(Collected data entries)
----

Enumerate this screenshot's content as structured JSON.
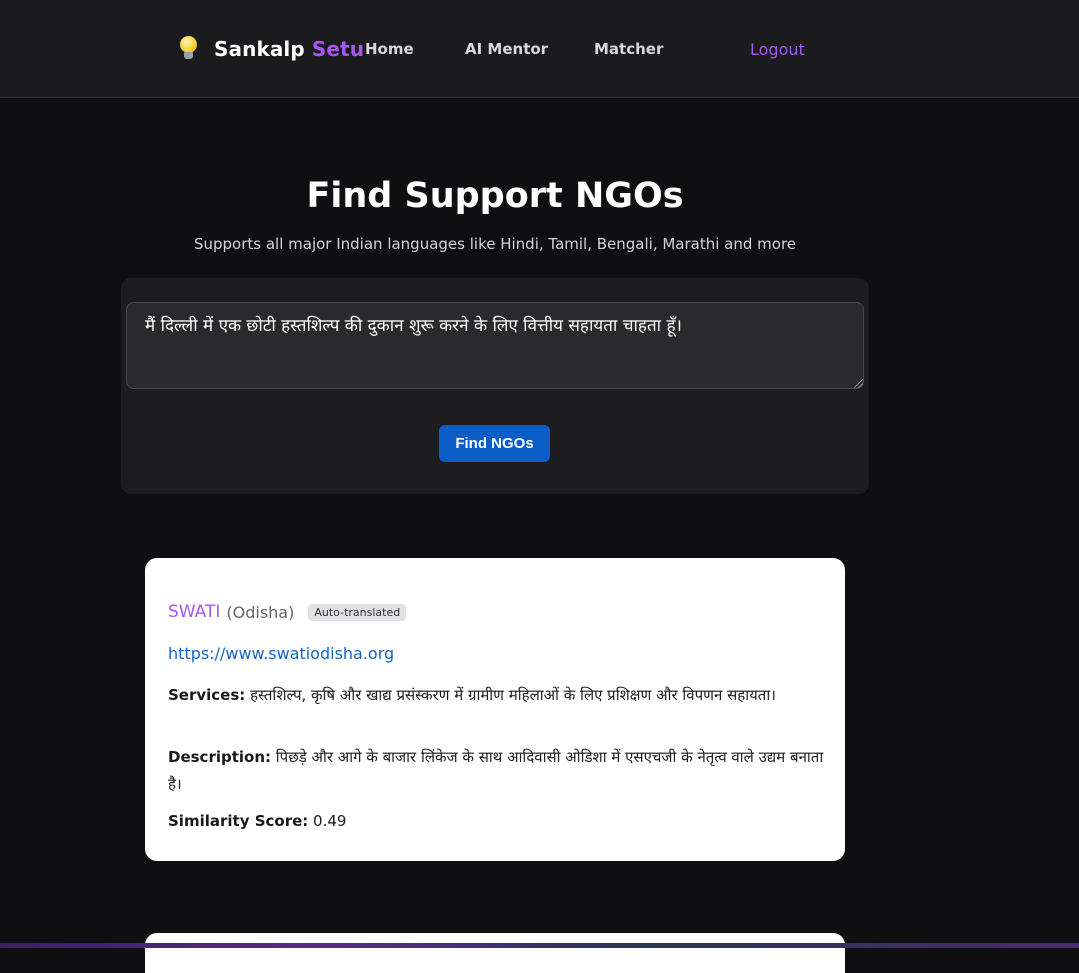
{
  "nav": {
    "brand_main": "Sankalp",
    "brand_accent": "Setu",
    "links": [
      "Home",
      "AI Mentor",
      "Matcher"
    ],
    "logout": "Logout"
  },
  "hero": {
    "title": "Find Support NGOs",
    "subtitle": "Supports all major Indian languages like Hindi, Tamil, Bengali, Marathi and more"
  },
  "search": {
    "query": "मैं दिल्ली में एक छोटी हस्तशिल्प की दुकान शुरू करने के लिए वित्तीय सहायता चाहता हूँ।",
    "button_label": "Find NGOs"
  },
  "results": [
    {
      "name": "SWATI",
      "region": "(Odisha)",
      "badge": "Auto-translated",
      "url": "https://www.swatiodisha.org",
      "services_label": "Services:",
      "services": "हस्तशिल्प, कृषि और खाद्य प्रसंस्करण में ग्रामीण महिलाओं के लिए प्रशिक्षण और विपणन सहायता।",
      "description_label": "Description:",
      "description": "पिछड़े और आगे के बाजार लिंकेज के साथ आदिवासी ओडिशा में एसएचजी के नेतृत्व वाले उद्यम बनाता है।",
      "similarity_label": "Similarity Score:",
      "similarity": "0.49"
    }
  ],
  "colors": {
    "background": "#0f0f11",
    "navbar": "#1b1b1d",
    "accent": "#a855f7",
    "button": "#0b5ec7",
    "link": "#1565c0"
  },
  "icons": {
    "brand": "lightbulb-icon"
  }
}
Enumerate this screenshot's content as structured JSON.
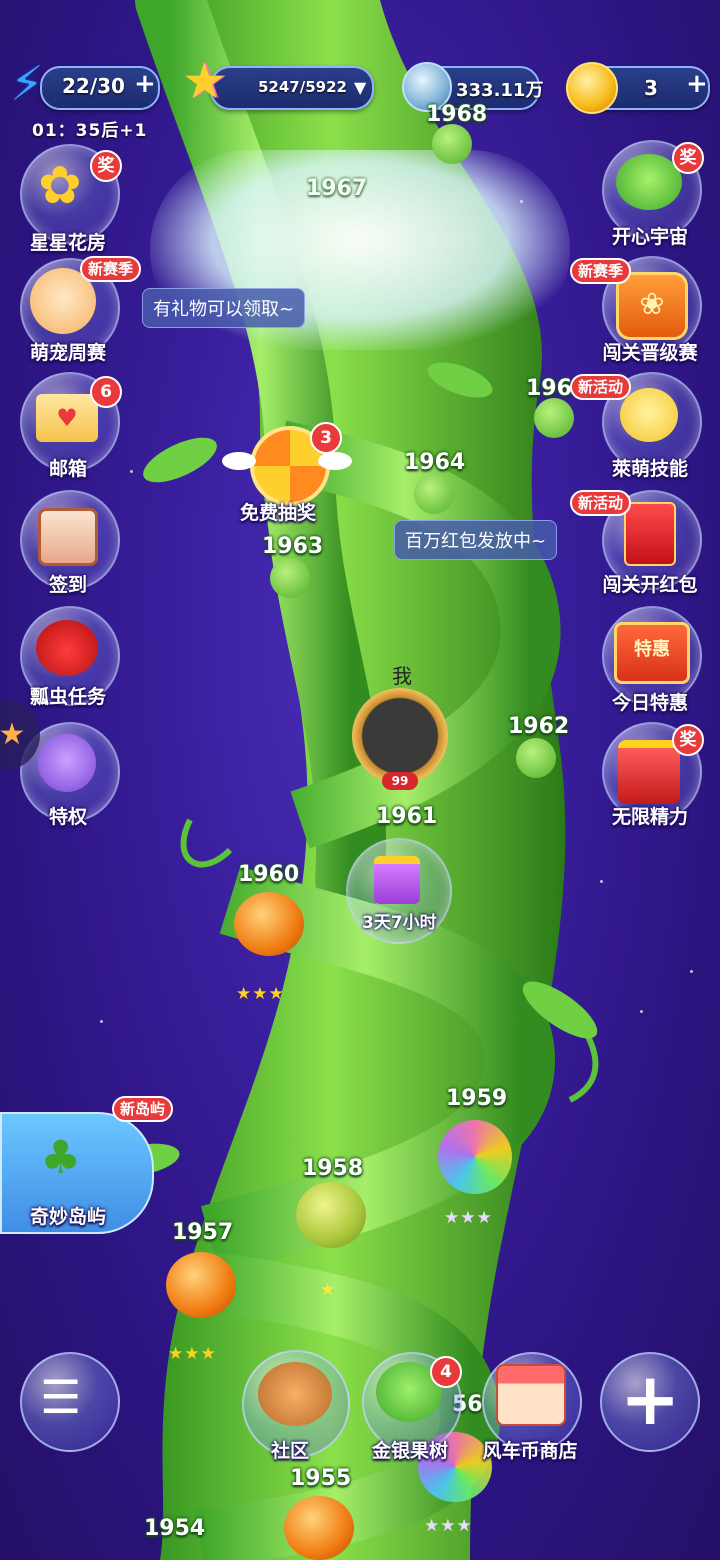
{
  "top_bar": {
    "energy": {
      "value": "22/30",
      "timer": "01：35后+1"
    },
    "stars": {
      "value": "5247/5922"
    },
    "currency": {
      "value": "333.11万"
    },
    "coins": {
      "value": "3"
    }
  },
  "left_menu": [
    {
      "label": "星星花房",
      "badge": "奖",
      "icon": "flower-pot-icon"
    },
    {
      "label": "萌宠周赛",
      "badge": "新赛季",
      "icon": "cat-icon"
    },
    {
      "label": "邮箱",
      "badge": "6",
      "icon": "envelope-icon"
    },
    {
      "label": "签到",
      "badge": "",
      "icon": "calendar-icon"
    },
    {
      "label": "瓢虫任务",
      "badge": "",
      "icon": "ladybug-icon"
    },
    {
      "label": "特权",
      "badge": "",
      "icon": "owl-icon"
    }
  ],
  "right_menu": [
    {
      "label": "开心宇宙",
      "badge": "奖",
      "icon": "frog-icon"
    },
    {
      "label": "闯关晋级赛",
      "badge": "新赛季",
      "icon": "badge-icon"
    },
    {
      "label": "萊萌技能",
      "badge": "新活动",
      "icon": "chick-icon"
    },
    {
      "label": "闯关开红包",
      "badge": "新活动",
      "icon": "red-envelope-icon"
    },
    {
      "label": "今日特惠",
      "badge": "",
      "tag": "特惠",
      "icon": "shop-stall-icon"
    },
    {
      "label": "无限精力",
      "badge": "奖",
      "icon": "gift-drink-icon"
    }
  ],
  "tooltips": {
    "gift": "有礼物可以领取~",
    "red_packet": "百万红包发放中~"
  },
  "lottery": {
    "label": "免费抽奖",
    "count": "3"
  },
  "player": {
    "name": "我",
    "level": "99"
  },
  "gift_timer": "3天7小时",
  "island": {
    "label": "奇妙岛屿",
    "badge": "新岛屿"
  },
  "levels": [
    "1968",
    "1967",
    "196",
    "1964",
    "1963",
    "1962",
    "1961",
    "1960",
    "1959",
    "1958",
    "1957",
    "56",
    "1955",
    "1954"
  ],
  "bottom_bar": [
    {
      "label": "",
      "icon": "menu-list-icon"
    },
    {
      "label": "社区",
      "icon": "community-icon"
    },
    {
      "label": "金银果树",
      "icon": "fruit-tree-icon",
      "badge": "4"
    },
    {
      "label": "风车币商店",
      "icon": "shop-icon"
    },
    {
      "label": "",
      "icon": "plus-icon"
    }
  ]
}
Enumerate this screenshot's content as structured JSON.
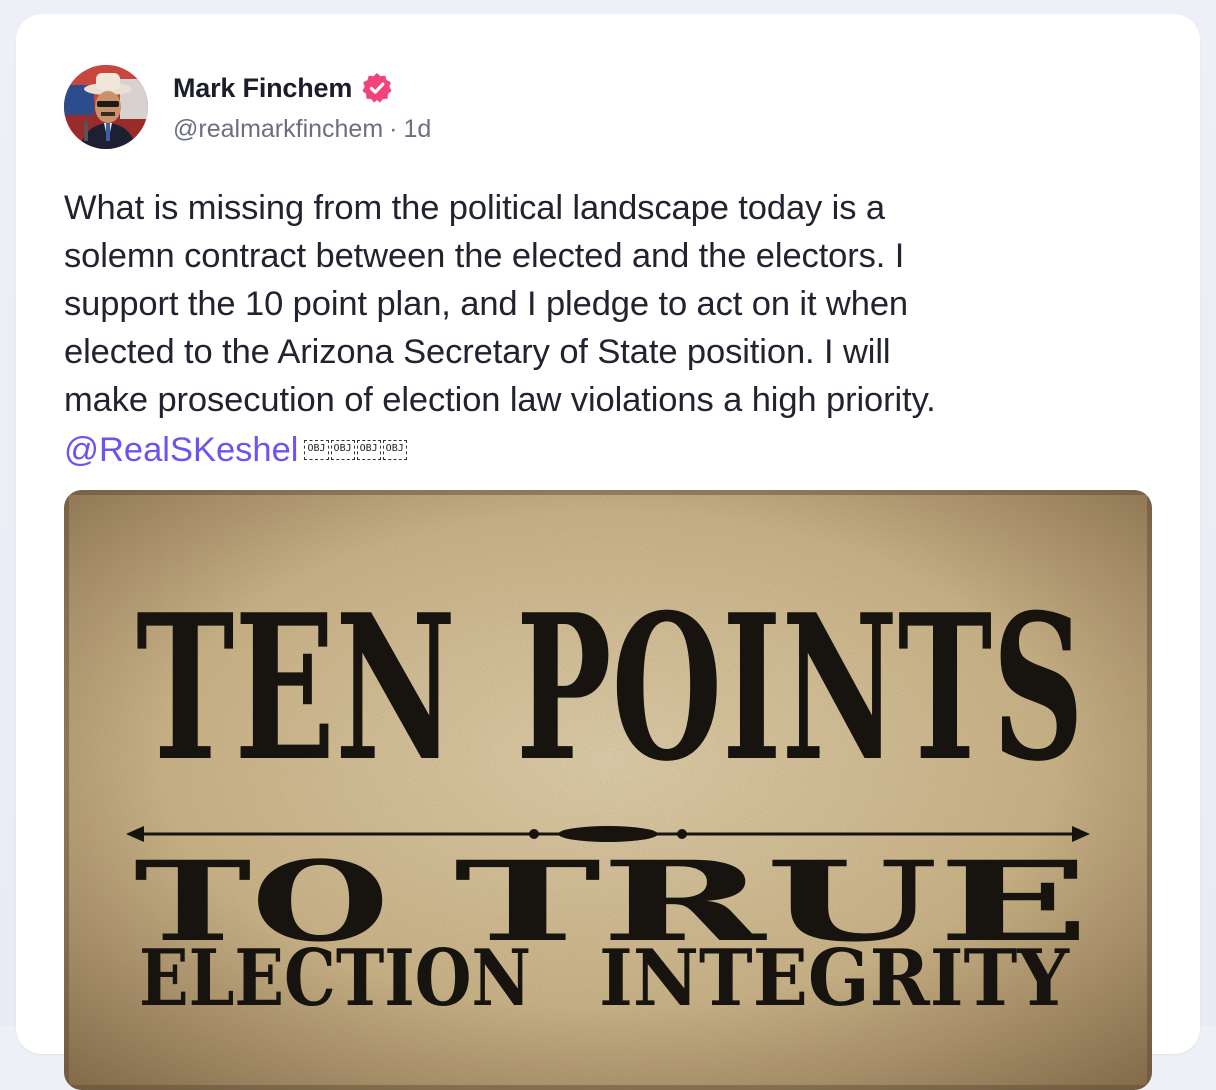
{
  "post": {
    "author_name": "Mark Finchem",
    "verified_icon": "verified-badge-icon",
    "handle": "@realmarkfinchem",
    "separator": "·",
    "time": "1d",
    "body_lines": [
      "What is missing from the political landscape today is a",
      "solemn contract between the elected and the electors. I",
      "support the 10 point plan, and I pledge to act on it when",
      "elected to the Arizona Secretary of State position. I will",
      "make prosecution of election law violations a high priority."
    ],
    "mention": "@RealSKeshel",
    "obj_placeholders": [
      "OBJ",
      "OBJ",
      "OBJ",
      "OBJ"
    ]
  },
  "media": {
    "poster_line1_left": "TEN",
    "poster_line1_right": "POINTS",
    "poster_line2_left": "TO",
    "poster_line2_right": "TRUE",
    "poster_line3_left": "ELECTION",
    "poster_line3_right": "INTEGRITY"
  },
  "colors": {
    "accent": "#6b55f0",
    "verified": "#f0457a",
    "text": "#22232f",
    "muted": "#6c6f82"
  }
}
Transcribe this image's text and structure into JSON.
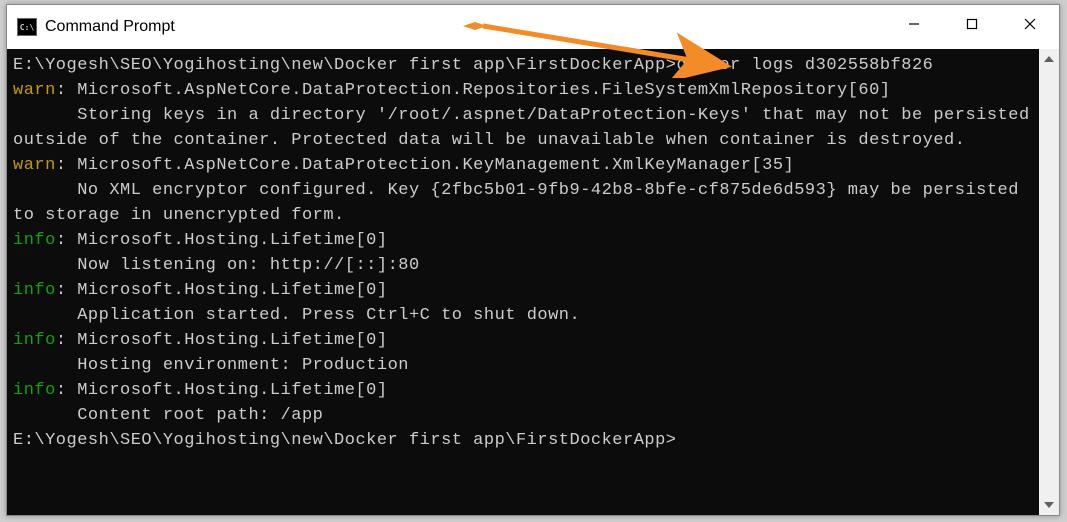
{
  "window": {
    "title": "Command Prompt",
    "icon_text": "C:\\"
  },
  "terminal": {
    "lines": [
      {
        "segments": [
          {
            "cls": "prompt",
            "text": "E:\\Yogesh\\SEO\\Yogihosting\\new\\Docker first app\\FirstDockerApp>"
          },
          {
            "cls": "",
            "text": "docker logs d302558bf826"
          }
        ]
      },
      {
        "segments": [
          {
            "cls": "warn",
            "text": "warn"
          },
          {
            "cls": "",
            "text": ": Microsoft.AspNetCore.DataProtection.Repositories.FileSystemXmlRepository[60]"
          }
        ]
      },
      {
        "segments": [
          {
            "cls": "",
            "text": "      Storing keys in a directory '/root/.aspnet/DataProtection-Keys' that may not be persisted outside of the container. Protected data will be unavailable when container is destroyed."
          }
        ]
      },
      {
        "segments": [
          {
            "cls": "warn",
            "text": "warn"
          },
          {
            "cls": "",
            "text": ": Microsoft.AspNetCore.DataProtection.KeyManagement.XmlKeyManager[35]"
          }
        ]
      },
      {
        "segments": [
          {
            "cls": "",
            "text": "      No XML encryptor configured. Key {2fbc5b01-9fb9-42b8-8bfe-cf875de6d593} may be persisted to storage in unencrypted form."
          }
        ]
      },
      {
        "segments": [
          {
            "cls": "info",
            "text": "info"
          },
          {
            "cls": "",
            "text": ": Microsoft.Hosting.Lifetime[0]"
          }
        ]
      },
      {
        "segments": [
          {
            "cls": "",
            "text": "      Now listening on: http://[::]:80"
          }
        ]
      },
      {
        "segments": [
          {
            "cls": "info",
            "text": "info"
          },
          {
            "cls": "",
            "text": ": Microsoft.Hosting.Lifetime[0]"
          }
        ]
      },
      {
        "segments": [
          {
            "cls": "",
            "text": "      Application started. Press Ctrl+C to shut down."
          }
        ]
      },
      {
        "segments": [
          {
            "cls": "info",
            "text": "info"
          },
          {
            "cls": "",
            "text": ": Microsoft.Hosting.Lifetime[0]"
          }
        ]
      },
      {
        "segments": [
          {
            "cls": "",
            "text": "      Hosting environment: Production"
          }
        ]
      },
      {
        "segments": [
          {
            "cls": "info",
            "text": "info"
          },
          {
            "cls": "",
            "text": ": Microsoft.Hosting.Lifetime[0]"
          }
        ]
      },
      {
        "segments": [
          {
            "cls": "",
            "text": "      Content root path: /app"
          }
        ]
      },
      {
        "segments": [
          {
            "cls": "",
            "text": ""
          }
        ]
      },
      {
        "segments": [
          {
            "cls": "prompt",
            "text": "E:\\Yogesh\\SEO\\Yogihosting\\new\\Docker first app\\FirstDockerApp>"
          }
        ]
      }
    ]
  },
  "colors": {
    "warn": "#c19c00",
    "info": "#13a10e",
    "bg": "#0c0c0c",
    "fg": "#cccccc",
    "arrow": "#f28c28"
  }
}
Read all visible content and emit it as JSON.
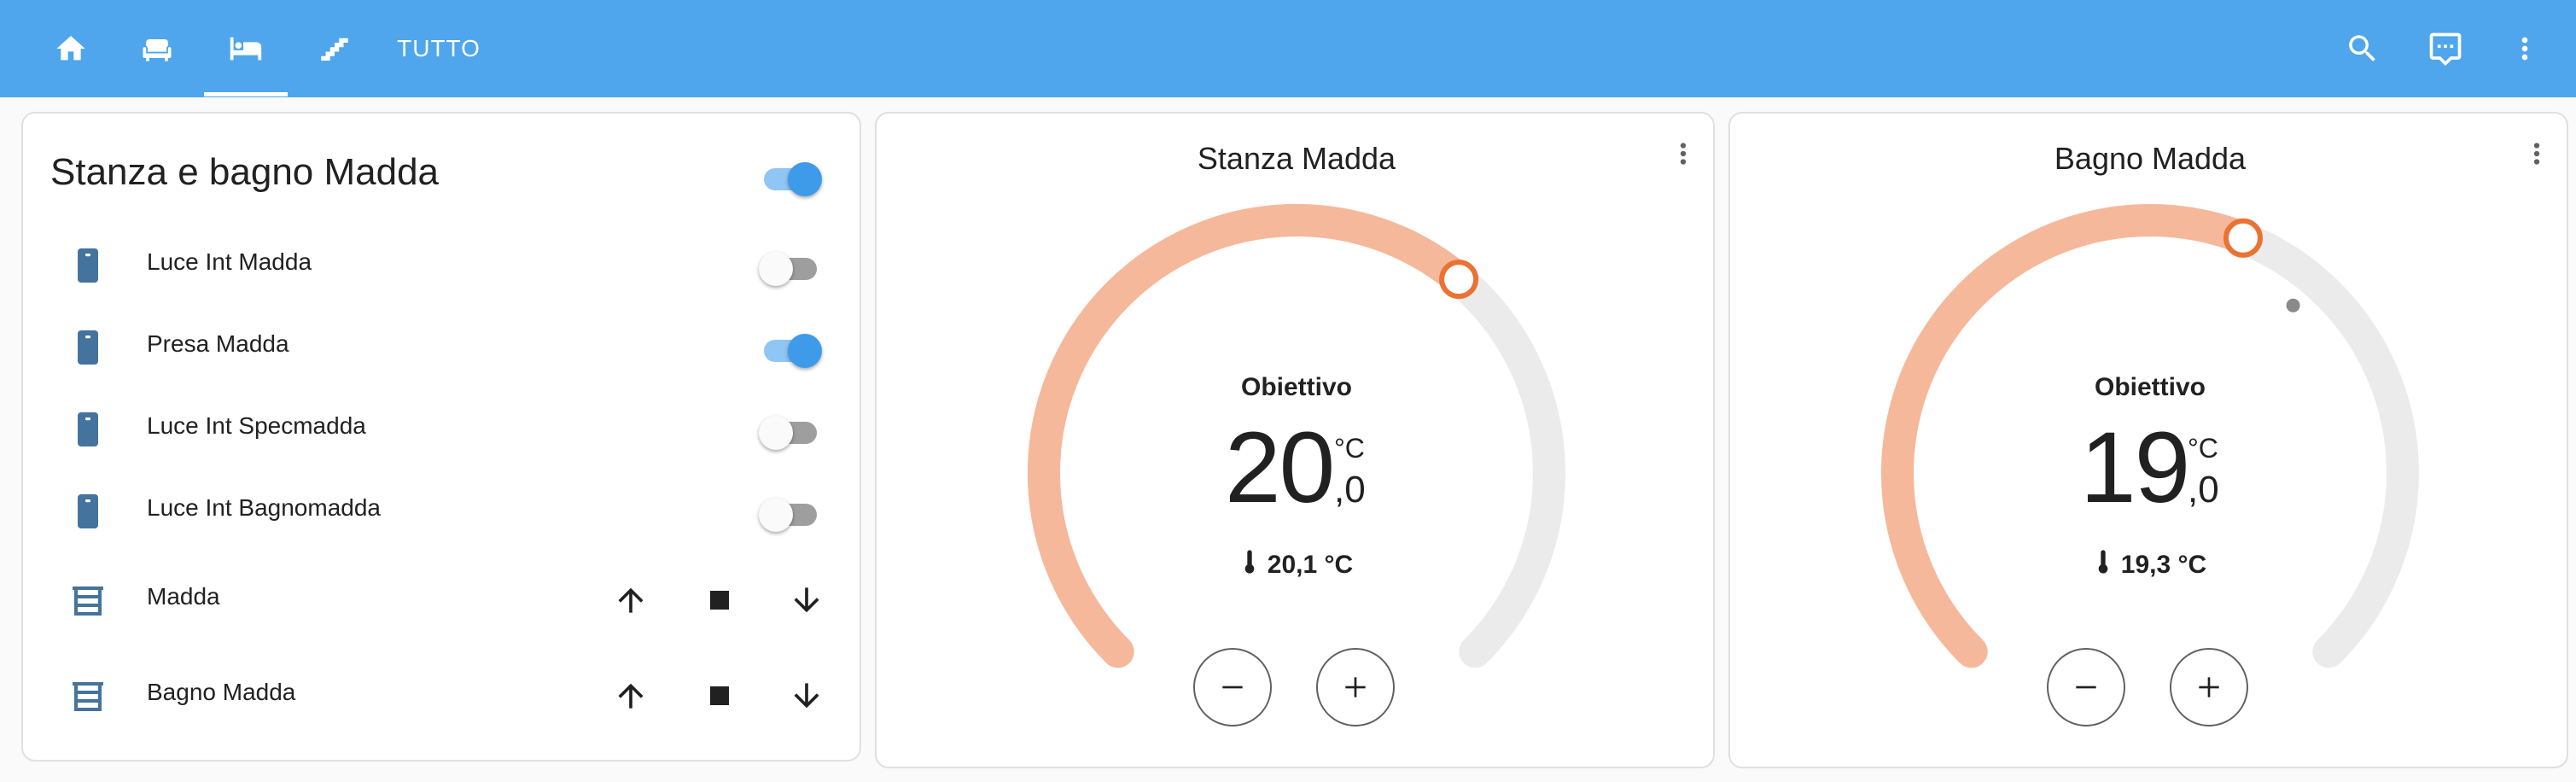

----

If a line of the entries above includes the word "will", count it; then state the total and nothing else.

_ANSWER SECTION_:
2